Three-toed woodpeckers at the Sax Zim Bog

Last weekend I decided to make another trip up to the Sax Zim Bog area in northeast Minnesota to try and get some more shots of winter specialties before the head back north during the spring migration. The weather on Saturday was cold but clear and I had a pretty good day of birding. The first thing that I did when I arrived in the Sax Zim area was to check for the northern hawk owl that had been hanging around on highway 7. Unfortunately he was no where to be found that day. So I decided to go check Admiral and McDavitt for black backed and three toed woodpeckers.
I did not find any of the black-backed woodpeckers that day which is strange since black-backs are more common and I spotted quite a few more of them then three-toed when I was up for the festival a couple of weeks earlier.
I did spot this very nice male three-toed up on Admiral just north of Zim.
I spotted him by following a hairy woodpecker who landed on the same tree. I knew the first bird that I was looking at was a hairy but when I saw a second woodpecker and saw it was on a tree that was stripped of bark I was hopeful.
At first he was so high up in the tree that I could not see his gold crown and I thought that it was a female. But after he continued up and got pretty high he stopped and flew down to the base so that I could get some nice pics.
After I left the first woodpecker I decided to head down McDavitt where we had spotted a very photogenic boreal chickadee at the festival. A little ways down the road I noticed some more trees that were stripped of bark so I stopped to take a listen.
In a little ways from the road I found another male three-toed woodpecker.
This one must of found some tasty bugs to eat, if you look closely you can see its tongue reaching behind the bark.
He was not so cooperative. Usually these woodpeckers are so busy peeling bark that they do not pay any attention to the crazy photographers below. This guy though, decided to eat and run.
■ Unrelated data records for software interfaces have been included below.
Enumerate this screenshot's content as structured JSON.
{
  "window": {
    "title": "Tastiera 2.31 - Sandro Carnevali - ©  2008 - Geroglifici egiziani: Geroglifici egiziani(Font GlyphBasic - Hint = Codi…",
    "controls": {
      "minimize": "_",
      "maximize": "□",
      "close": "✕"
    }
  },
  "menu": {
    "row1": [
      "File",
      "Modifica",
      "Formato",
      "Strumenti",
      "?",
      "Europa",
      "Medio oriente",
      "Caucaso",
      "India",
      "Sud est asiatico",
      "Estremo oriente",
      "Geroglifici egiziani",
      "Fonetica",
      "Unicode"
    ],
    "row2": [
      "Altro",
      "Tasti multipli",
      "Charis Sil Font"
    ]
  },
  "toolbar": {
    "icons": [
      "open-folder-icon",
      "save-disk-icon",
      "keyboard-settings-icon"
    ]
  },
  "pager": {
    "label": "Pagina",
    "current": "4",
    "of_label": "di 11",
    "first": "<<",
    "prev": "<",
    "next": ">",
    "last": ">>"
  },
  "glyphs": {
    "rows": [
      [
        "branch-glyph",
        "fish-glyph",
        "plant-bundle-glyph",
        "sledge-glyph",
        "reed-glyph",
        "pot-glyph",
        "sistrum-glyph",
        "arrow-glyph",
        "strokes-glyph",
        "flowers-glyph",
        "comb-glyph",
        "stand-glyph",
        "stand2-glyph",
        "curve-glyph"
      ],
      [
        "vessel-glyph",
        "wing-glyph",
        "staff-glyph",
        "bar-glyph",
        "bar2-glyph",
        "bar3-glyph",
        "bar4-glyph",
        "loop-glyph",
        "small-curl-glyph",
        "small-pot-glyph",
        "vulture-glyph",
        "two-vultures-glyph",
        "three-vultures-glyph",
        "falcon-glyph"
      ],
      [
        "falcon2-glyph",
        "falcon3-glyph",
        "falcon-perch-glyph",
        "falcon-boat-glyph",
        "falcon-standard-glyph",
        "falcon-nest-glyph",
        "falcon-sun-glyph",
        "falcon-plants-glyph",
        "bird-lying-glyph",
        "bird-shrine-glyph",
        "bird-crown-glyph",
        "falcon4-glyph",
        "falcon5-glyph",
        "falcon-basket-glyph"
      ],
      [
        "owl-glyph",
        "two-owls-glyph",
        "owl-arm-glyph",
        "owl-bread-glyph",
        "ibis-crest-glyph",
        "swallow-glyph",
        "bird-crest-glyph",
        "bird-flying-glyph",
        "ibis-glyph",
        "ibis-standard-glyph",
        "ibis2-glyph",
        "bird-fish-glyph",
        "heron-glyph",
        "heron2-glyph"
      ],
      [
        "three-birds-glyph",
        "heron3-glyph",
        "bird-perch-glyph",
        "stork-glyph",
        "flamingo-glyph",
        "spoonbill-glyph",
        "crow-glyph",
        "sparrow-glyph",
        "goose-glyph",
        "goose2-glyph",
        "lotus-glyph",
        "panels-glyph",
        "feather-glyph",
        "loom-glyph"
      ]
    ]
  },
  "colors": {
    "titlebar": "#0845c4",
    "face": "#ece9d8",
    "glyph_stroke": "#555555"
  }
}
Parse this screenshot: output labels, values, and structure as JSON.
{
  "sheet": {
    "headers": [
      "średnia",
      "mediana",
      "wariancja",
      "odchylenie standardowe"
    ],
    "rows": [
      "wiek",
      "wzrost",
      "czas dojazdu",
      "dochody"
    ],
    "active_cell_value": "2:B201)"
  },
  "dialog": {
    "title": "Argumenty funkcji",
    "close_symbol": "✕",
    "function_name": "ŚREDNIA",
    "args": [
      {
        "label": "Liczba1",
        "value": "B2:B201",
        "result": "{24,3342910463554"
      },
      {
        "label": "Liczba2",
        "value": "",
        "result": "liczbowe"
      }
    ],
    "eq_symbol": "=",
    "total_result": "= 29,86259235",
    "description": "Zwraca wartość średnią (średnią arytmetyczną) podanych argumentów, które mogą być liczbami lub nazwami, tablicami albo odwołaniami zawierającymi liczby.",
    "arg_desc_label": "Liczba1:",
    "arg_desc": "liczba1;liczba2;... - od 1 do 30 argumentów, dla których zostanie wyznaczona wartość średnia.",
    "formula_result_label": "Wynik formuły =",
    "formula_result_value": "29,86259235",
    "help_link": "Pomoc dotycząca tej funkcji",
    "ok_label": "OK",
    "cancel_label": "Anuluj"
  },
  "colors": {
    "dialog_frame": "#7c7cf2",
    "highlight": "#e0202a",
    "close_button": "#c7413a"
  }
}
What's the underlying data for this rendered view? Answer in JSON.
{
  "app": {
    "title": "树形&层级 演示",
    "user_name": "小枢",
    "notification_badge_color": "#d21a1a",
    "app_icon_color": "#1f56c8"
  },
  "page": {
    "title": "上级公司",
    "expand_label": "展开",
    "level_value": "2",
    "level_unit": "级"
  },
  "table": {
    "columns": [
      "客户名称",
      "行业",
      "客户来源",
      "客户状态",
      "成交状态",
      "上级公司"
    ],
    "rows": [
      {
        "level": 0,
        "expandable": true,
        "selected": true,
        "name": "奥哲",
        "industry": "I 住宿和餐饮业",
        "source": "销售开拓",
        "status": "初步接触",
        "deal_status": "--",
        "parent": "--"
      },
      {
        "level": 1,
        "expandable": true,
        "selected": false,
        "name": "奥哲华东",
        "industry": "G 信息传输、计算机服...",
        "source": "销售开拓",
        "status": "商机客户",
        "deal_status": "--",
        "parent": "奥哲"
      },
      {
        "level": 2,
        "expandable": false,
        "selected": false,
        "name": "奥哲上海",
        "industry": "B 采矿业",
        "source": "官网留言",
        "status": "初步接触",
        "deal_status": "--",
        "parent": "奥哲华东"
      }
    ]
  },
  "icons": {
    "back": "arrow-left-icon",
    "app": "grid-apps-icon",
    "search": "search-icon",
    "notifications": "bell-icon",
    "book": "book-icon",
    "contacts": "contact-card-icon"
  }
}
Mel said...

Wonderful pictures :)

Anonymous said...

Our group of 4 were up there the same day you were. We did finally find the Hawk Owl after scoping the area as far as we could see. The owl was way off to the north. Across that huge field to the north of the farm is a tree line with one tree that stands taller than the rest. While three of us were looking closer to the farm, the fourth person, a non-birder, but a hunter with good "hunting eyes" spotted, through binoculars, a "dark, bird-like splotch" at the top of that big tree. By the time we got a scope on it, it had dropped down a few branches and was not visible with binocs. We were able to ID it through the scope. If our hunter hadn't spotted it, we never would have found it.

Our biggest excitement of the day, though, was just after we left that spot for Stone Lake Road. Off to our right, just before the SLR intersection, was a large dark wolf. We immediately pulled off the road to watch it and could tell that there was something wrong with it, it wasn't holding it's tail up properly. It soon became evident that it was limping, favoring it's left rear leg. It was in a relatively open field with many clumps of shrubs, so we got excellent views of him for 5-10 minutes. I wonder if it had been hit by a car.
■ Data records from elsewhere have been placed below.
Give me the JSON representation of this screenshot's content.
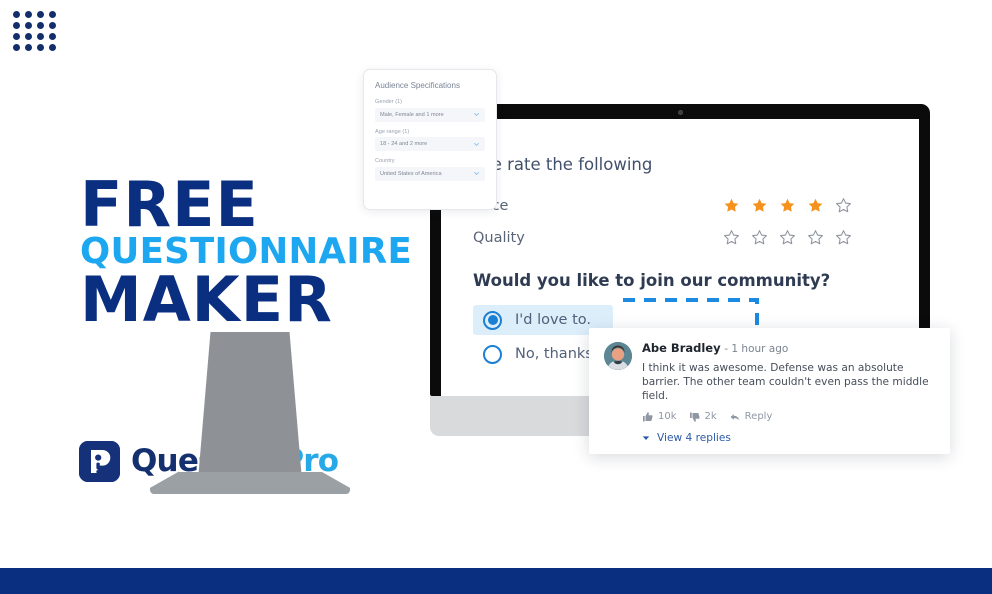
{
  "headline": {
    "line1": "FREE",
    "line2": "QUESTIONNAIRE",
    "line3": "MAKER"
  },
  "logo": {
    "mark_letter": "P",
    "word_primary": "Question",
    "word_accent": "Pro"
  },
  "audience_panel": {
    "title": "Audience Specifications",
    "fields": [
      {
        "label": "Gender (1)",
        "value": "Male, Female and 1 more"
      },
      {
        "label": "Age range (1)",
        "value": "18 - 24 and 2 more"
      },
      {
        "label": "Country",
        "value": "United States of America"
      }
    ]
  },
  "survey": {
    "title": "ase rate the following",
    "ratings": [
      {
        "label": "rvice",
        "filled": 4,
        "total": 5
      },
      {
        "label": "Quality",
        "filled": 0,
        "total": 5
      }
    ],
    "community_question": "Would you like to join our community?",
    "options": [
      {
        "label": "I'd love to.",
        "selected": true
      },
      {
        "label": "No, thanks.",
        "selected": false
      }
    ]
  },
  "comment": {
    "author": "Abe Bradley",
    "time": "- 1 hour ago",
    "text": "I think it was awesome. Defense was an absolute barrier. The other team couldn't even pass the middle field.",
    "likes": "10k",
    "dislikes": "2k",
    "reply_label": "Reply",
    "view_replies_label": "View 4 replies"
  },
  "colors": {
    "navy": "#0b2f80",
    "cyan": "#1ca7f0",
    "star_filled": "#f5921e",
    "radio_blue": "#1b7fd4",
    "bottom_bar": "#0b2f80"
  }
}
Except for our sadness about the wolf, it was a wonderful day!

Ecobirder said...

Thanks for the compliment Mel.

I figured that the owl was further back, since many people had reported seeing far off the road, but I did not spend the that much time on it. I knew that even if I found it that I would not get very good pics at that distance. It was cool that you spotted a wolf but very unfortunate that it was hurt. I noticed that there were quite a few people who I thought were driving to fast.